**Problem to work on**
Copy out each line of the listing below in which the string "then" occurs.

**Dataset entries**
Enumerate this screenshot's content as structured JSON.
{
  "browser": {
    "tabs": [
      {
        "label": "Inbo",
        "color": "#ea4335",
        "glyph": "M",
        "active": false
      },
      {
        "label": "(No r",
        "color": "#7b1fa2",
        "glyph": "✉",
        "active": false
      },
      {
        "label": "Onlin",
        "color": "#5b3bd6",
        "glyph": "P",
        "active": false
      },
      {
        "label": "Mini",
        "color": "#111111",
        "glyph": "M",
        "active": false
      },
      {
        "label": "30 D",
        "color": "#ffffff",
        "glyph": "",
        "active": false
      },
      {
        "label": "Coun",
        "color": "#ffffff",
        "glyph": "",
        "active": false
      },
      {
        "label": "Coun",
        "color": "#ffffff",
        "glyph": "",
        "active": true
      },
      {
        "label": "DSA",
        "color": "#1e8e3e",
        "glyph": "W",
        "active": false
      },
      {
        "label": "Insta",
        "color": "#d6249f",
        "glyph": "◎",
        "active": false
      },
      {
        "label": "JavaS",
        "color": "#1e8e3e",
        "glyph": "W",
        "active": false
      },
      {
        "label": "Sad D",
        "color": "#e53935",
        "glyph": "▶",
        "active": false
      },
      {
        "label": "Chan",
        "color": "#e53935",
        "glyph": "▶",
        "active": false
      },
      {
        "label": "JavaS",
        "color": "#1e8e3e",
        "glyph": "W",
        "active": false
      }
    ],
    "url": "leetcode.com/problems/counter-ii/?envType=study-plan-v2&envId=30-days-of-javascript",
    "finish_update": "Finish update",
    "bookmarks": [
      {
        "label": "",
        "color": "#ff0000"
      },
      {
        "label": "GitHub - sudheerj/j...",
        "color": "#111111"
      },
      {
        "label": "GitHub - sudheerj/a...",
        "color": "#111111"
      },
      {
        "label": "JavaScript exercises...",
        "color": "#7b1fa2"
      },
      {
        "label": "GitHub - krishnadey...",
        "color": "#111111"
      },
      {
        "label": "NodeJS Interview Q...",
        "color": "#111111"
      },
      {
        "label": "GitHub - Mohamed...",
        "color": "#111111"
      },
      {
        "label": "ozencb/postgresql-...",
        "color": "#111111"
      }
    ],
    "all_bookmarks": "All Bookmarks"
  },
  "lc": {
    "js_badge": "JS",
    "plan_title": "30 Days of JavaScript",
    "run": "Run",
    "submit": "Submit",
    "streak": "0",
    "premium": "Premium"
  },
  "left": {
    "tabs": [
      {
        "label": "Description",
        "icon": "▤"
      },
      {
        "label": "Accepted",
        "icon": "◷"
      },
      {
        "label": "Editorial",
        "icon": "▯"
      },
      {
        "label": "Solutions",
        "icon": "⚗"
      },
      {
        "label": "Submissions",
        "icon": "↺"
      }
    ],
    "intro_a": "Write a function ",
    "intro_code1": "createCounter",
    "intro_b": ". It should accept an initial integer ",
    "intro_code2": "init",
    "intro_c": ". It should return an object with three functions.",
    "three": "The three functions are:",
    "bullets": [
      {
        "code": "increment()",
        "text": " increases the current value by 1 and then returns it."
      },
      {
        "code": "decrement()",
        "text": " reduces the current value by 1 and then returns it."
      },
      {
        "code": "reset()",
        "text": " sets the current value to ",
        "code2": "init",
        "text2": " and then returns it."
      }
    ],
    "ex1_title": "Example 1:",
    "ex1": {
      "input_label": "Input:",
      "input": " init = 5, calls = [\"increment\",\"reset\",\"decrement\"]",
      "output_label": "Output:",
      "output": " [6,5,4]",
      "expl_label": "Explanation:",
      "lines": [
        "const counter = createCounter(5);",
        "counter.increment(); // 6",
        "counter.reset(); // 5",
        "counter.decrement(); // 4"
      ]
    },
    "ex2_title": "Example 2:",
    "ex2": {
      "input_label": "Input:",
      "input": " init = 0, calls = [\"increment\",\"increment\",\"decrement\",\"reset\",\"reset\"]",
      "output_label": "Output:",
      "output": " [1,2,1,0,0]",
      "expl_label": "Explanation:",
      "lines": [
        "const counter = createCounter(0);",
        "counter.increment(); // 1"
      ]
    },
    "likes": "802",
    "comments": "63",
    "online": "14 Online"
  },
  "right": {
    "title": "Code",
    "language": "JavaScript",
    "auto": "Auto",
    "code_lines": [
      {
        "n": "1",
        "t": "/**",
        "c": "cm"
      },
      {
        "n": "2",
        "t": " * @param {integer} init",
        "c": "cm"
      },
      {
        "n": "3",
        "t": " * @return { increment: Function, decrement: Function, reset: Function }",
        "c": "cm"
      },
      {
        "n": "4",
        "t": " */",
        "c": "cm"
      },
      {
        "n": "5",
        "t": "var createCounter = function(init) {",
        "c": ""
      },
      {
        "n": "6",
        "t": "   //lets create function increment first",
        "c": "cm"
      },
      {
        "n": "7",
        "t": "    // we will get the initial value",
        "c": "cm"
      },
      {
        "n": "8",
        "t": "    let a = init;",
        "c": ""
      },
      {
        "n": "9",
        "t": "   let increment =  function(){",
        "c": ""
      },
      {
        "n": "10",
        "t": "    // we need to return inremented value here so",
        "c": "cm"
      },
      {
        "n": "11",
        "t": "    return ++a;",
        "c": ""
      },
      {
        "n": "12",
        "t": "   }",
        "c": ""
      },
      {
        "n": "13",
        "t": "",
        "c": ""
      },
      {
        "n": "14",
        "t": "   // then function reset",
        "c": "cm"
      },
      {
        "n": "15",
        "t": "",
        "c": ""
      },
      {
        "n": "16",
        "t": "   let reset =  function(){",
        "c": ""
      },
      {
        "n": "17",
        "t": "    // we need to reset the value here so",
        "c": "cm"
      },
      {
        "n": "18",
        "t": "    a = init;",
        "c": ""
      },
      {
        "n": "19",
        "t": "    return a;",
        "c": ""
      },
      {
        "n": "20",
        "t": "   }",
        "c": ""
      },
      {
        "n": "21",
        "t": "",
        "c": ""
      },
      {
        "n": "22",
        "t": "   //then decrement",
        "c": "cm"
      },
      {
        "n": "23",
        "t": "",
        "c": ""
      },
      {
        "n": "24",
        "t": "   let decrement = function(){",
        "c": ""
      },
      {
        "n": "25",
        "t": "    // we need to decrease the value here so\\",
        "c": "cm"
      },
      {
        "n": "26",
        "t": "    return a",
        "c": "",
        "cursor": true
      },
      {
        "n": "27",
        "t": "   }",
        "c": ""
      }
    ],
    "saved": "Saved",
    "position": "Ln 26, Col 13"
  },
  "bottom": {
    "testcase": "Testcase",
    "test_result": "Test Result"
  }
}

**Answer for this exercise**
        "text": " increases the current value by 1 and then returns it."
        "text": " reduces the current value by 1 and then returns it."
        "text2": " and then returns it."
        "t": "   // then function reset",
        "t": "   //then decrement",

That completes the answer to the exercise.